The issue about unique names in the filesystem is related to Tagsistant 0.2 (another reason for dropping it in favour of Tagsistant 0.6).
You are right about deduplication: if two files with the same content (same MD5 hash) are created, the second gets deleted and its tag-set gets transferred to the first copy. So it's not possible to edit just one copy: both are altered because they're one.
This is also a bit rough because can confuse the user: if two identical files named A.jpg and B.jpg are respectively copied inside tag1/ and tag2/ directories, after deduplication the file in tag2/ is called A.jpg too! But I'll address this in a future release.
About performance: this is hitting a nerve. The biggest load in every query is due to:
parse the query in tokens
build the tag tree (a tree representing the tags involved and the unions made with +/)
reasoning the tag tree (that's finding related tags)
build the corresponding SQL query (just for readdir)
The second and third steps are the most SQL intensive. So I decided to create a query cache which follows the previous list just the first time, duplicates cached queries from second time on, and deletes cache entries as soon as a new relation involves at least one of the tags included in the entry.
This is giving a 5-10x improvement! But I still don't have metrics about 100K tags, so I can't really answer to your question.
Last edited by Tx0; 04-14-2013 at 05:15 AM.
Reason: improve the language
I haven't seen TMSU before, but it looks similar.
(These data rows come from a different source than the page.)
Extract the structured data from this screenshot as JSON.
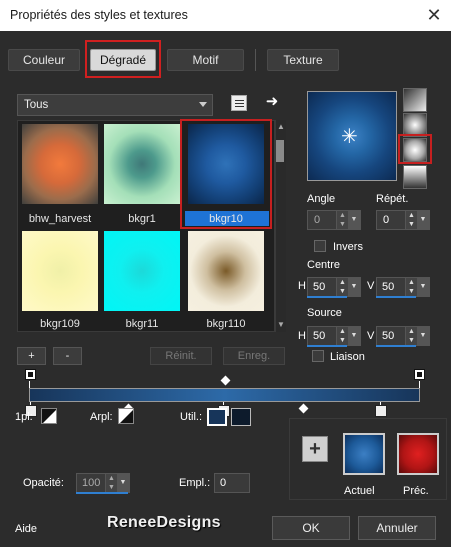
{
  "window": {
    "title": "Propriétés des styles et textures",
    "close_glyph": "✕"
  },
  "tabs": [
    {
      "label": "Couleur"
    },
    {
      "label": "Dégradé",
      "active": true
    },
    {
      "label": "Motif"
    },
    {
      "label": "Texture"
    }
  ],
  "gallery": {
    "category": "Tous",
    "items": [
      {
        "label": "bhw_harvest"
      },
      {
        "label": "bkgr1"
      },
      {
        "label": "bkgr10",
        "selected": true
      },
      {
        "label": "bkgr109"
      },
      {
        "label": "bkgr11"
      },
      {
        "label": "bkgr110"
      }
    ],
    "add_label": "+",
    "remove_label": "-",
    "reset_label": "Réinit.",
    "save_label": "Enreg."
  },
  "settings": {
    "angle_label": "Angle",
    "angle_value": "0",
    "repeat_label": "Répét.",
    "repeat_value": "0",
    "invert_label": "Invers",
    "center_label": "Centre",
    "center_h_label": "H",
    "center_h": "50",
    "center_v_label": "V",
    "center_v": "50",
    "source_label": "Source",
    "source_h_label": "H",
    "source_h": "50",
    "source_v_label": "V",
    "source_v": "50",
    "link_label": "Liaison"
  },
  "stops": {
    "one_pl_label": "1pl:",
    "arpl_label": "Arpl:",
    "util_label": "Util.:",
    "opacity_label": "Opacité:",
    "opacity_value": "100",
    "empl_label": "Empl.:",
    "empl_value": "0"
  },
  "swatches": {
    "current_label": "Actuel",
    "previous_label": "Préc.",
    "current_color": "#2a6bb0",
    "previous_color": "#c81818"
  },
  "footer": {
    "help_label": "Aide",
    "brand": "ReneeDesigns",
    "ok_label": "OK",
    "cancel_label": "Annuler"
  }
}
The difference is that mine (hitagiFS) is much more transparent, relying solely on file system hard links and symlinks. There's no database or portability issues. If you use it for a while and decide that you don't like it, you can ditch the program, but the directory structure is left the same.
TMSU does not work this way. It does not store any files (only metadata) in its database and does not alter the original filesystem in any way, so you can likewise ditch TMSU and start up exactly where you started (only with a marginally shorter life). I think I'll throw up a comparison table on the TMSU wiki so that prospective users can pick the tool most appropriate for them.